Doctor of Nursing Practice (DNP) Projects

Access Control

Open Access

Creative Commons License

Creative Commons License
This work is licensed under a Creative Commons Attribution-Noncommercial-No Derivative Works 3.0 License.

Embargo Period

4-30-2017

Degree Program

Doctor of Nursing Practice

Degree Track

Family Nurse Practioner

Year Degree Awarded

2017

Month Degree Awarded

May

Keywords

fluoride varnish, dental caries, children, primary teeth, pediatric, caries

Advisor

Terrie Black

DNP Project Chair

Terrie Black

DNP Project Member Name

Pamela Aselton

DNP Project Outside Member Name

Ashley Miller

Abstract

Purpose: The United States (U.S.) has a persistent problem of dental caries in primary teeth with a greater prevalence of dental caries found in minority and poor children. The majority of children in the U.S. experience dental caries in their primary teeth by age eight. This problem could be addressed by primary care providers applying fluoride varnish (FV) to children's teeth starting at the age of primary tooth eruption. The causes of dental caries in children’s primary teeth are multifactorial and therefore require multiple interventions. Around the world providers are utilizing FV as an effective and easily administered strategy. This author implemented a quality improvement project of a FV application program in a Vermont pediatric practice, based on a United States Preventive Services Task Force (USPSTF) guideline.

Methods: After thorough preparation a staff training in FV application was done for providers and staff along with the pre-project questionnaire. The DNP student consulted with providers, registered nurses (RNs), the billing person and the office receptionist to determine the number of eligible patients who received FV. Qualitative data about facilitators and barriers to FV application were collected. At the conclusion of 4 months a post-questionnaire was done and a debrief of the project.

Results: Fluoride varnish was applied during well child check-ups (WCC) for children aged 9, 18, 24, and 30 months. Over the course of the project study 56% of patients received FV at their WCCs. Findings included: the staffs thorough understanding of pediatric dental health issues, ease of adding FV application to the flow of WCCs, positive reception by parents, FV as a meaningful use quality measure for AthenaNet, Electronic Health Record (EHR), increased oral health education, consistent reimbursement for the treatment.
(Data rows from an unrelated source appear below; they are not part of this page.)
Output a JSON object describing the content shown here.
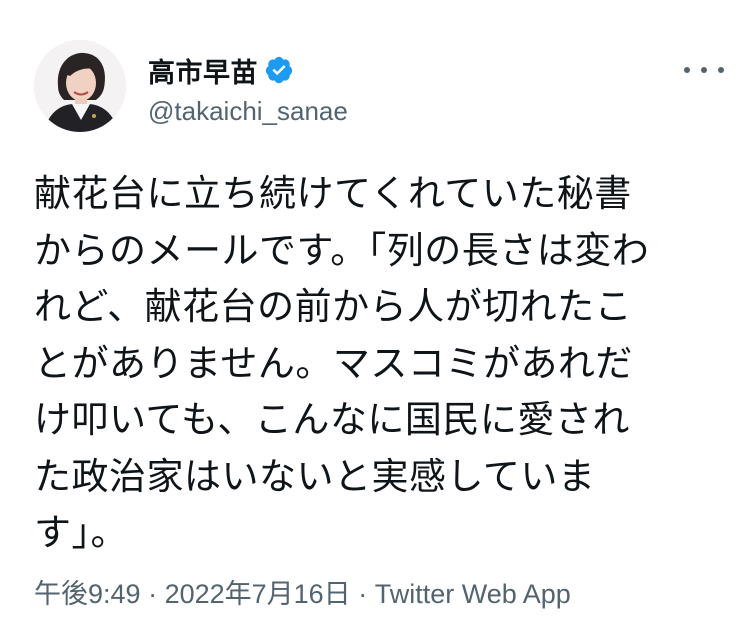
{
  "user": {
    "display_name": "高市早苗",
    "handle": "@takaichi_sanae",
    "verified_icon": "verified-badge-icon",
    "avatar_icon": "avatar"
  },
  "tweet": {
    "text": "献花台に立ち続けてくれていた秘書\nからのメールです。「列の長さは変わ\nれど、献花台の前から人が切れたこ\nとがありません。マスコミがあれだ\nけ叩いても、こんなに国民に愛され\nた政治家はいないと実感していま\nす」。",
    "time": "午後9:49",
    "separator": " · ",
    "date": "2022年7月16日",
    "source": "Twitter Web App"
  },
  "colors": {
    "text": "#0f1419",
    "secondary": "#536471",
    "verified": "#1d9bf0",
    "background": "#ffffff"
  }
}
Conclusion: This quality improvement project successfully introduced a FV application program to a pediatric practice. Fluoride varnish was applied during WCCs for children aged 9, 18, 24, and 30 months. Future suggestions include implementing similar programs in larger, more urban practices, considering safety studies to include children in the 6 to 12 month age range, and cohort studies to assess the efficacy of FV application programs.